**Description of the task**
The lines needed are those below that contain the word "title"; copy each one.

====

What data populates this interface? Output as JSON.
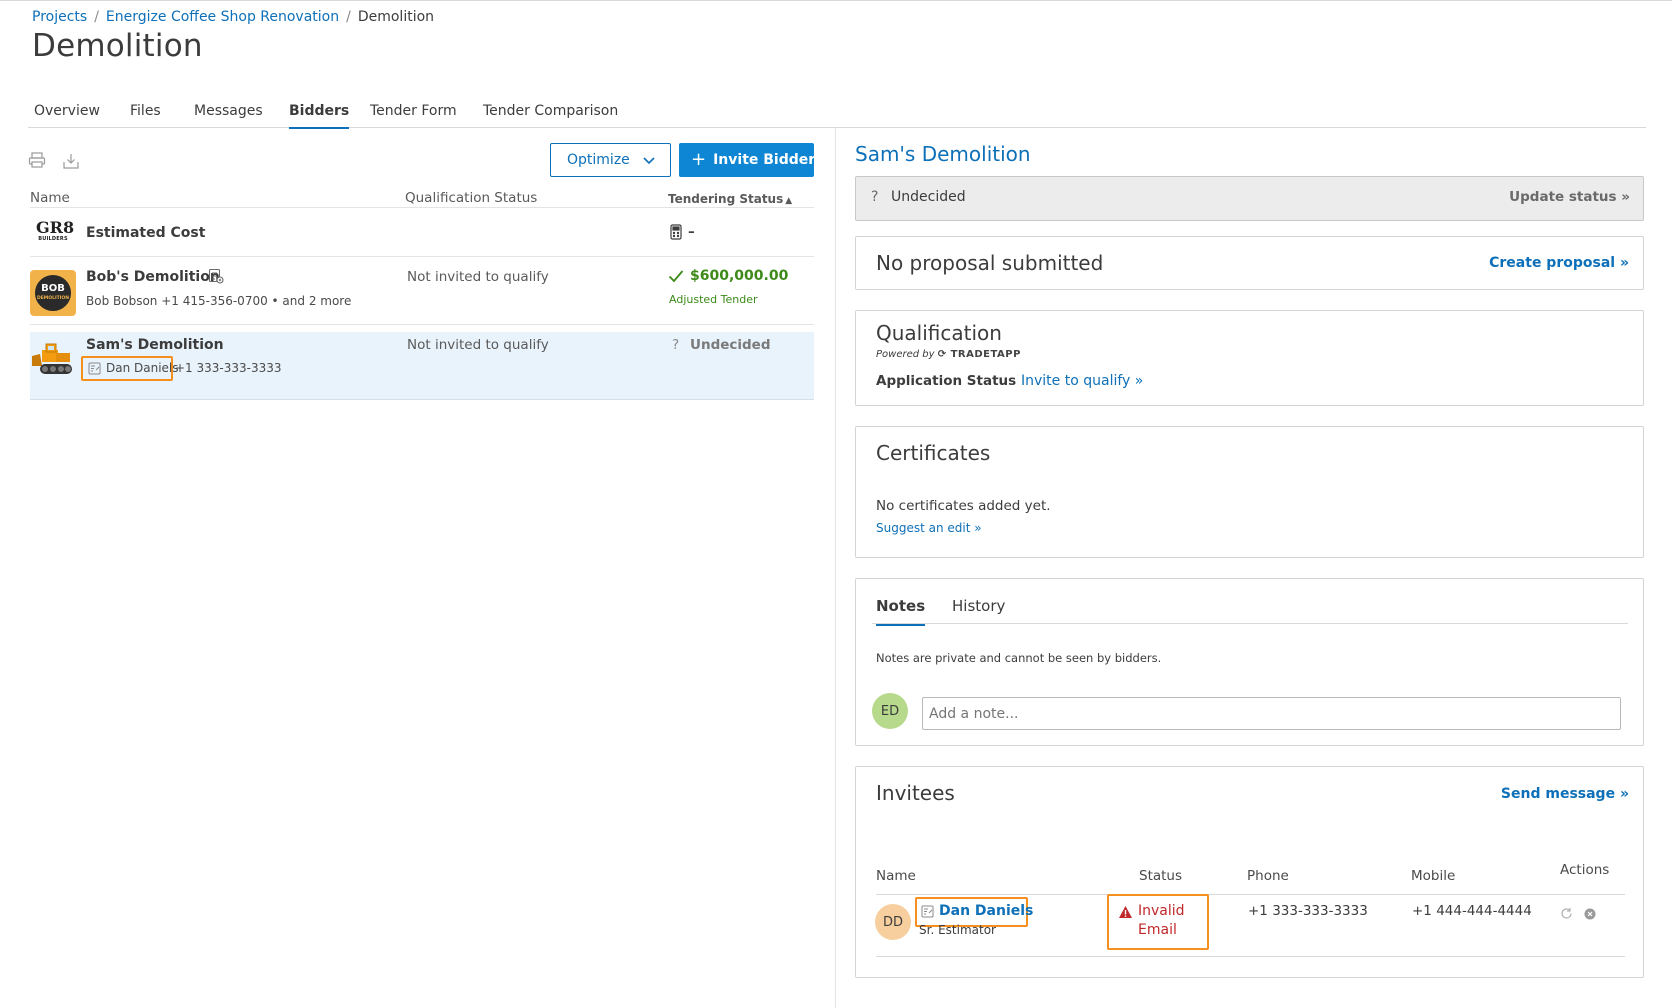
{
  "breadcrumb": {
    "items": [
      "Projects",
      "Energize Coffee Shop Renovation"
    ],
    "current": "Demolition"
  },
  "page": {
    "title": "Demolition"
  },
  "tabs": [
    "Overview",
    "Files",
    "Messages",
    "Bidders",
    "Tender Form",
    "Tender Comparison"
  ],
  "active_tab": "Bidders",
  "toolbar": {
    "optimize_label": "Optimize",
    "invite_label": "Invite Bidders",
    "print_icon": "printer-icon",
    "export_icon": "download-icon"
  },
  "table": {
    "headers": {
      "name": "Name",
      "qualification": "Qualification Status",
      "tendering": "Tendering Status"
    },
    "rows": [
      {
        "name": "Estimated Cost",
        "logo_text": "GR8",
        "logo_sub": "BUILDERS",
        "tendering": "–"
      },
      {
        "name": "Bob's Demolition",
        "logo_text": "BOB",
        "logo_sub": "DEMOLITION",
        "contact": "Bob Bobson +1 415-356-0700 • and 2 more",
        "qualification": "Not invited to qualify",
        "tendering": "$600,000.00",
        "tendering_note": "Adjusted Tender"
      },
      {
        "name": "Sam's Demolition",
        "contact_name": "Dan Daniels",
        "contact_phone": "+1 333-333-3333",
        "qualification": "Not invited to qualify",
        "tendering": "Undecided"
      }
    ]
  },
  "detail": {
    "title": "Sam's Demolition",
    "status": "Undecided",
    "update_status": "Update status »",
    "proposal": {
      "title": "No proposal submitted",
      "link": "Create proposal »"
    },
    "qualification": {
      "title": "Qualification",
      "powered_by": "Powered by",
      "brand": "TRADETAPP",
      "app_status_label": "Application Status",
      "invite_link": "Invite to qualify »"
    },
    "certificates": {
      "title": "Certificates",
      "empty": "No certificates added yet.",
      "suggest": "Suggest an edit »"
    },
    "notes": {
      "tabs": [
        "Notes",
        "History"
      ],
      "info": "Notes are private and cannot be seen by bidders.",
      "avatar": "ED",
      "placeholder": "Add a note..."
    },
    "invitees": {
      "title": "Invitees",
      "send_message": "Send message »",
      "headers": {
        "name": "Name",
        "status": "Status",
        "phone": "Phone",
        "mobile": "Mobile",
        "actions": "Actions"
      },
      "rows": [
        {
          "initials": "DD",
          "name": "Dan Daniels",
          "role": "Sr. Estimator",
          "status_line1": "Invalid",
          "status_line2": "Email",
          "phone": "+1 333-333-3333",
          "mobile": "+1 444-444-4444"
        }
      ]
    }
  },
  "colors": {
    "brand_blue": "#0e70b8",
    "button_blue": "#0e86d4",
    "success_green": "#3d8a19",
    "error_red": "#c0282a",
    "highlight_orange": "#f5901f",
    "avatar_green": "#b7d98c",
    "avatar_peach": "#f7cf9f"
  }
}
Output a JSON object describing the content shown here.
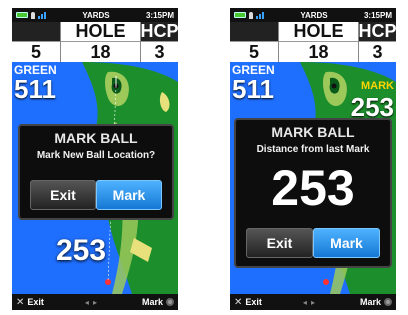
{
  "screens": [
    {
      "status": {
        "yards_label": "YARDS",
        "time": "3:15PM"
      },
      "header": {
        "hole_label": "HOLE",
        "hcp_label": "HCP",
        "par": "5",
        "hole": "18",
        "hcp": "3"
      },
      "map": {
        "green_label": "GREEN",
        "green_dist": "511",
        "mark_label": "",
        "mark_dist": "",
        "shot_dist": "253"
      },
      "dialog": {
        "title": "MARK BALL",
        "message": "Mark New Ball Location?",
        "big_value": "",
        "exit_label": "Exit",
        "mark_label": "Mark"
      },
      "bottom": {
        "exit_label": "Exit",
        "mark_label": "Mark"
      }
    },
    {
      "status": {
        "yards_label": "YARDS",
        "time": "3:15PM"
      },
      "header": {
        "hole_label": "HOLE",
        "hcp_label": "HCP",
        "par": "5",
        "hole": "18",
        "hcp": "3"
      },
      "map": {
        "green_label": "GREEN",
        "green_dist": "511",
        "mark_label": "MARK",
        "mark_dist": "253",
        "shot_dist": ""
      },
      "dialog": {
        "title": "MARK BALL",
        "message": "Distance from last Mark",
        "big_value": "253",
        "exit_label": "Exit",
        "mark_label": "Mark"
      },
      "bottom": {
        "exit_label": "Exit",
        "mark_label": "Mark"
      }
    }
  ],
  "colors": {
    "water": "#1f6fff",
    "fairway": "#1c8f2c",
    "rough": "#9cc95a",
    "bunker": "#e8e07a",
    "mark_button": "#1478d4"
  }
}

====

**Result below**
    "title": "Demolition"
    "title": "Sam's Demolition",
      "title": "No proposal submitted",
      "title": "Qualification",
      "title": "Certificates",
      "title": "Invitees",
        "title": "MARK BALL",
        "title": "MARK BALL",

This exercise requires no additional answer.